Always entertaining, often surprising, and immensely practical, Left Brain, Right Stuff draws on a wealth of examples in order to propose a new paradigm for decision making in synch with the way we have to operate in the real world. Rosenzweig’s smart and perceptive analysis of research provides fresh, and often surprising, insights on topics such as confidence and overconfidence, the uses and limits of decision models, the illusion of control, expert performance and deliberate practice, competitive bidding and new venture management, and the true nature of leadership.
Phil Rosenzweig Unser unternehmerisches Denken beruht über weite Strecken auf falschen Annahmen - logische Irrtürmern und Fehleinschätzungen, die uns den Blick für die wahren Faktoren der Unternehmens-Performance verstellen. In diesem brillanten und unkonventionellen Hörbuch legt Phil Rosenzweig den Finger auf die eklatantesten Denkfehler. Am Beispiel führender Unternehmen wie Cisco Systems, IBM, Nokia und ABB identifiziert Rosenzweig neun in der Unternehmenswelt weitverbreitete Irrtürmer über unternehmerischen Erfolg und Misserfolg. Er spornt zu kritischem Denken an und verzeichtet dabei auf jeden unnötigen Fachjargon.

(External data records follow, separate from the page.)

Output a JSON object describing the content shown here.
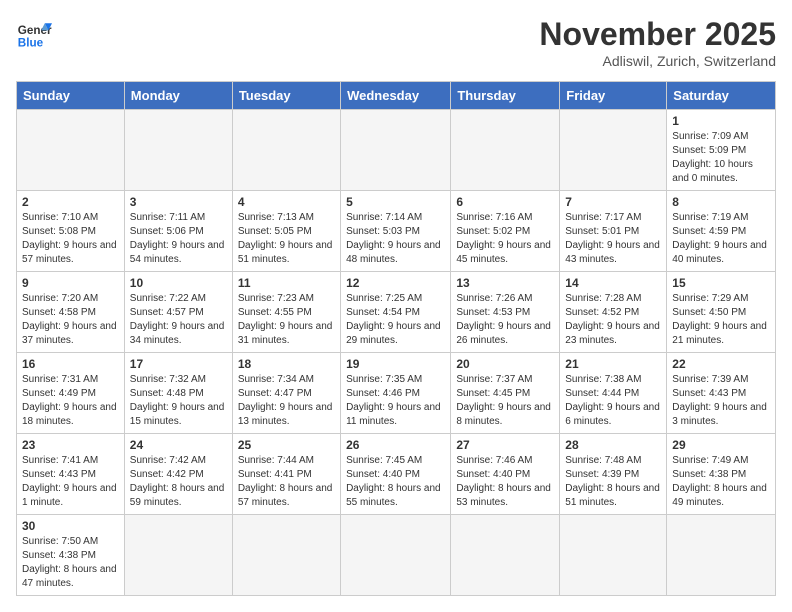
{
  "header": {
    "logo_general": "General",
    "logo_blue": "Blue",
    "month_title": "November 2025",
    "location": "Adliswil, Zurich, Switzerland"
  },
  "days_of_week": [
    "Sunday",
    "Monday",
    "Tuesday",
    "Wednesday",
    "Thursday",
    "Friday",
    "Saturday"
  ],
  "weeks": [
    [
      {
        "day": "",
        "info": ""
      },
      {
        "day": "",
        "info": ""
      },
      {
        "day": "",
        "info": ""
      },
      {
        "day": "",
        "info": ""
      },
      {
        "day": "",
        "info": ""
      },
      {
        "day": "",
        "info": ""
      },
      {
        "day": "1",
        "info": "Sunrise: 7:09 AM\nSunset: 5:09 PM\nDaylight: 10 hours and 0 minutes."
      }
    ],
    [
      {
        "day": "2",
        "info": "Sunrise: 7:10 AM\nSunset: 5:08 PM\nDaylight: 9 hours and 57 minutes."
      },
      {
        "day": "3",
        "info": "Sunrise: 7:11 AM\nSunset: 5:06 PM\nDaylight: 9 hours and 54 minutes."
      },
      {
        "day": "4",
        "info": "Sunrise: 7:13 AM\nSunset: 5:05 PM\nDaylight: 9 hours and 51 minutes."
      },
      {
        "day": "5",
        "info": "Sunrise: 7:14 AM\nSunset: 5:03 PM\nDaylight: 9 hours and 48 minutes."
      },
      {
        "day": "6",
        "info": "Sunrise: 7:16 AM\nSunset: 5:02 PM\nDaylight: 9 hours and 45 minutes."
      },
      {
        "day": "7",
        "info": "Sunrise: 7:17 AM\nSunset: 5:01 PM\nDaylight: 9 hours and 43 minutes."
      },
      {
        "day": "8",
        "info": "Sunrise: 7:19 AM\nSunset: 4:59 PM\nDaylight: 9 hours and 40 minutes."
      }
    ],
    [
      {
        "day": "9",
        "info": "Sunrise: 7:20 AM\nSunset: 4:58 PM\nDaylight: 9 hours and 37 minutes."
      },
      {
        "day": "10",
        "info": "Sunrise: 7:22 AM\nSunset: 4:57 PM\nDaylight: 9 hours and 34 minutes."
      },
      {
        "day": "11",
        "info": "Sunrise: 7:23 AM\nSunset: 4:55 PM\nDaylight: 9 hours and 31 minutes."
      },
      {
        "day": "12",
        "info": "Sunrise: 7:25 AM\nSunset: 4:54 PM\nDaylight: 9 hours and 29 minutes."
      },
      {
        "day": "13",
        "info": "Sunrise: 7:26 AM\nSunset: 4:53 PM\nDaylight: 9 hours and 26 minutes."
      },
      {
        "day": "14",
        "info": "Sunrise: 7:28 AM\nSunset: 4:52 PM\nDaylight: 9 hours and 23 minutes."
      },
      {
        "day": "15",
        "info": "Sunrise: 7:29 AM\nSunset: 4:50 PM\nDaylight: 9 hours and 21 minutes."
      }
    ],
    [
      {
        "day": "16",
        "info": "Sunrise: 7:31 AM\nSunset: 4:49 PM\nDaylight: 9 hours and 18 minutes."
      },
      {
        "day": "17",
        "info": "Sunrise: 7:32 AM\nSunset: 4:48 PM\nDaylight: 9 hours and 15 minutes."
      },
      {
        "day": "18",
        "info": "Sunrise: 7:34 AM\nSunset: 4:47 PM\nDaylight: 9 hours and 13 minutes."
      },
      {
        "day": "19",
        "info": "Sunrise: 7:35 AM\nSunset: 4:46 PM\nDaylight: 9 hours and 11 minutes."
      },
      {
        "day": "20",
        "info": "Sunrise: 7:37 AM\nSunset: 4:45 PM\nDaylight: 9 hours and 8 minutes."
      },
      {
        "day": "21",
        "info": "Sunrise: 7:38 AM\nSunset: 4:44 PM\nDaylight: 9 hours and 6 minutes."
      },
      {
        "day": "22",
        "info": "Sunrise: 7:39 AM\nSunset: 4:43 PM\nDaylight: 9 hours and 3 minutes."
      }
    ],
    [
      {
        "day": "23",
        "info": "Sunrise: 7:41 AM\nSunset: 4:43 PM\nDaylight: 9 hours and 1 minute."
      },
      {
        "day": "24",
        "info": "Sunrise: 7:42 AM\nSunset: 4:42 PM\nDaylight: 8 hours and 59 minutes."
      },
      {
        "day": "25",
        "info": "Sunrise: 7:44 AM\nSunset: 4:41 PM\nDaylight: 8 hours and 57 minutes."
      },
      {
        "day": "26",
        "info": "Sunrise: 7:45 AM\nSunset: 4:40 PM\nDaylight: 8 hours and 55 minutes."
      },
      {
        "day": "27",
        "info": "Sunrise: 7:46 AM\nSunset: 4:40 PM\nDaylight: 8 hours and 53 minutes."
      },
      {
        "day": "28",
        "info": "Sunrise: 7:48 AM\nSunset: 4:39 PM\nDaylight: 8 hours and 51 minutes."
      },
      {
        "day": "29",
        "info": "Sunrise: 7:49 AM\nSunset: 4:38 PM\nDaylight: 8 hours and 49 minutes."
      }
    ],
    [
      {
        "day": "30",
        "info": "Sunrise: 7:50 AM\nSunset: 4:38 PM\nDaylight: 8 hours and 47 minutes."
      },
      {
        "day": "",
        "info": ""
      },
      {
        "day": "",
        "info": ""
      },
      {
        "day": "",
        "info": ""
      },
      {
        "day": "",
        "info": ""
      },
      {
        "day": "",
        "info": ""
      },
      {
        "day": "",
        "info": ""
      }
    ]
  ]
}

Phil Rosenzweig Phil Rosenzweig's new book The Halo Effect... and the Eight Other Business Delusions That Deceive Managers offers a sharp critique of current management thinking, exposing many of the errors and mistaken ideas that pervade the business world, and suggests a more accurate way to think about company performance.